Mrs Gandhi, 66, was led limping out of the lower house on Monday evening by her son and colleagues, and then taken by car to the All India Institute of Medical Sciences hospital in New Delhi.
A Congress party official said that Mrs Gandhi had suffered a touch of viral fever and was now fine.
The Italian-born politician, who has led her party to two successive terms governing the world's largest democracy, has played a slightly reduced public role since being treated abroad for an unconfirmed illness in 2011. Despite this, she was named the world's sixth most powerful woman by Forbes magazine last year.
The party is usually very secretive about Mrs Gandhi's health but several media reports said in 2011 that she had been treated for cancer at New York's Sloan-Kettering Cancer Centre.
Mrs Gandhi had been participating in a parliament debate on a scheme to provide cheap food to more than two-thirds of India's poor - one of her personal projects - when she felt unwell.
She and her son Rahul are banking on the nearly £13billion food security programme to boost the Congress Party's prospects ahead of next year's election. The party's campaign is built around the two members of the Nehru-Gandhi dynasty.

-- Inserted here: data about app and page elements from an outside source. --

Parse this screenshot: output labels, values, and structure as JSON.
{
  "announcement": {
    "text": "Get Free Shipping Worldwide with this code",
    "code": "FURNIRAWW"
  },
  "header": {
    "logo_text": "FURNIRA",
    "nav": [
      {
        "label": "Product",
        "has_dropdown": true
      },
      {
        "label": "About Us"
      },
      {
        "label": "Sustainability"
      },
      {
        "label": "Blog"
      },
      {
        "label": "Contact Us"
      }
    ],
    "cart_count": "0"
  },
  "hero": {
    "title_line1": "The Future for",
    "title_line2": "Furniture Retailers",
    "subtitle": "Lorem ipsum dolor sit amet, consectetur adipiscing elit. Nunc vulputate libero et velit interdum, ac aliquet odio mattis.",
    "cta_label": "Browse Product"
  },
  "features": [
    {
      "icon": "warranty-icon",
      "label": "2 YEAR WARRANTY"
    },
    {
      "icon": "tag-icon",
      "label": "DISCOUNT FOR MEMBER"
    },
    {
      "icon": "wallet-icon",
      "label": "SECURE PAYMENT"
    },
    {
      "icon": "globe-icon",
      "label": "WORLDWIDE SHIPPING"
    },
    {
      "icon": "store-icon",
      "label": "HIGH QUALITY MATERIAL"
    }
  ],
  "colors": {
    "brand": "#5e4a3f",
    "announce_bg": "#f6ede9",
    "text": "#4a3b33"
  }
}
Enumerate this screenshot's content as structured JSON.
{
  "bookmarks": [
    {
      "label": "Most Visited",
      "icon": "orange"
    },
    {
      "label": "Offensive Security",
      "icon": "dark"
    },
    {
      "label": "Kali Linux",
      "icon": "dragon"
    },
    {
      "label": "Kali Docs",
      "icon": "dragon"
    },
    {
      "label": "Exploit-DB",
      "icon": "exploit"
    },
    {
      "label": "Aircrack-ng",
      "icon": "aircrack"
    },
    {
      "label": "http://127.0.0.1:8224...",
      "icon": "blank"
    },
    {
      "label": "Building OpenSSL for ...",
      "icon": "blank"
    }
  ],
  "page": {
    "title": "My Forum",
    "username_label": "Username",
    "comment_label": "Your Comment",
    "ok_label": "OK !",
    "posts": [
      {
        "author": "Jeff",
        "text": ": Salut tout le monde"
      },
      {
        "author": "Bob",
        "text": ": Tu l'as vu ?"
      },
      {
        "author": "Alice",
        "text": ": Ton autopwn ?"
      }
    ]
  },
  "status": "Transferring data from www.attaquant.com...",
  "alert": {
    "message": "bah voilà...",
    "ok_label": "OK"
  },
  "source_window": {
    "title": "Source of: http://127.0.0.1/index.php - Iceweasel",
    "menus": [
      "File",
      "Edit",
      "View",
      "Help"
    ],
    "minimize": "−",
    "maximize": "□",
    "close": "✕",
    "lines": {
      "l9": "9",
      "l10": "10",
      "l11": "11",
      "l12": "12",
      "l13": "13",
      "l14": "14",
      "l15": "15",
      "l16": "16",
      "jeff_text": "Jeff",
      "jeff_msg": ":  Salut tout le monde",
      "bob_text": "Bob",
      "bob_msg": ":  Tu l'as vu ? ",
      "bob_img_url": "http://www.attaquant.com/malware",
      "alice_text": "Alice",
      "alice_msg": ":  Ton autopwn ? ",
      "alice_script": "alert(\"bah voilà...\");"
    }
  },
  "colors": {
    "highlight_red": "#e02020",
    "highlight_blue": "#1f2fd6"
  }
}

The normally strong- looking leader trembled as she read a short speech on the food security bill, one of the world's largest welfare programmes and one Mrs Gandhi has insisted on to ensure India's poor are not left behind in its emergence as a global economic power.